== ABOUT THIS TASK ==
Find the lines of the data below that include "label". Report their number only.

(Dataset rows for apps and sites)

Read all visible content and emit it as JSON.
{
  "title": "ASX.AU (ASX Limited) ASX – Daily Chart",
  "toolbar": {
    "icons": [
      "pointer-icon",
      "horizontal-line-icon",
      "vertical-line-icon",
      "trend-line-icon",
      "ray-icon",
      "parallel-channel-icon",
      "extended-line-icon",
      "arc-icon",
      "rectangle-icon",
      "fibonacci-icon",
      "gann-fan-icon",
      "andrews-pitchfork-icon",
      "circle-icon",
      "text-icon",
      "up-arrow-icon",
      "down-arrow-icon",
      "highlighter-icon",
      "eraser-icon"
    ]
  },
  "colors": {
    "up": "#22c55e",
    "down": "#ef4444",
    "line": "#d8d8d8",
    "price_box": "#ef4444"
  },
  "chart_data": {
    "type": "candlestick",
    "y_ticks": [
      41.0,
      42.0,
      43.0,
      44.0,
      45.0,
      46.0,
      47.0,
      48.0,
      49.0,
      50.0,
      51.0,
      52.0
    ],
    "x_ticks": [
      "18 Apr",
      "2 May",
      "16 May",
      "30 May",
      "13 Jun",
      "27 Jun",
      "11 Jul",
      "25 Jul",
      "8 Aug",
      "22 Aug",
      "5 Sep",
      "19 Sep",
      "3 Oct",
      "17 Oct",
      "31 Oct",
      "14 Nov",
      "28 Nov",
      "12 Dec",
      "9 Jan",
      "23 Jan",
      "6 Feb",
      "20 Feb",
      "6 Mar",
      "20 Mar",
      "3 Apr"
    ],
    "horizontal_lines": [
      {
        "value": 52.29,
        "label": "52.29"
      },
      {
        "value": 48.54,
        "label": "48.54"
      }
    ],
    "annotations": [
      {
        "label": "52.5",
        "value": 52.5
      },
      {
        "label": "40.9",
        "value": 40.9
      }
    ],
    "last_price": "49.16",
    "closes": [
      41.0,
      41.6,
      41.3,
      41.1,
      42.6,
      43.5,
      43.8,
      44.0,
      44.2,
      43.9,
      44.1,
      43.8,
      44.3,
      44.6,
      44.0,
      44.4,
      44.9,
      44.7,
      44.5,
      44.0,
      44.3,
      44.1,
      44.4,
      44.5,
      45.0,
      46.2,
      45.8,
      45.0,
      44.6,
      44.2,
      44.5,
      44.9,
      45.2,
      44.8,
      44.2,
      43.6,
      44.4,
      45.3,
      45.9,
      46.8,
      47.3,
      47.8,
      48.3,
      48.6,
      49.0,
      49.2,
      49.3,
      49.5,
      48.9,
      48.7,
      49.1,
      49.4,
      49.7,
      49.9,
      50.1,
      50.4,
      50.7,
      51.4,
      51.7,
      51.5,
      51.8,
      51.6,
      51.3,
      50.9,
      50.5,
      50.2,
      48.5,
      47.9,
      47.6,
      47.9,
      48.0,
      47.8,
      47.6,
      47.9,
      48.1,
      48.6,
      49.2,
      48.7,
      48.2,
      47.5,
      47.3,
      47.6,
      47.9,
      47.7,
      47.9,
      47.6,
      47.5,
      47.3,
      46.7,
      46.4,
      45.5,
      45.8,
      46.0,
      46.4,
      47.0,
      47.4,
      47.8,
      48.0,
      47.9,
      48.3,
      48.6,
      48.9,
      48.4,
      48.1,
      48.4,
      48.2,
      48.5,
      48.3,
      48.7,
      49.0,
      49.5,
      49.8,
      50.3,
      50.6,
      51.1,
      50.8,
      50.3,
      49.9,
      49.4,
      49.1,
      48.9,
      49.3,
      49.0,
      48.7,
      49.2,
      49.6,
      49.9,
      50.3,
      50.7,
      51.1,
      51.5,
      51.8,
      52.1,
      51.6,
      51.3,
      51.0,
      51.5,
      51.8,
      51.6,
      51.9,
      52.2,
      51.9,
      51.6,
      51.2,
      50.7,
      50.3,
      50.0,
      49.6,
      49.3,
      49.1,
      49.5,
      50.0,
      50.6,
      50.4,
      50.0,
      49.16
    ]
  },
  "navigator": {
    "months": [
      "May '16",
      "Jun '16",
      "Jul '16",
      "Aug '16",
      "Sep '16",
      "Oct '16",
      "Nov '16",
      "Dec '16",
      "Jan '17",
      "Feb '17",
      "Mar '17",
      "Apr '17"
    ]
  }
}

== PROBLEM SOLUTION ==
4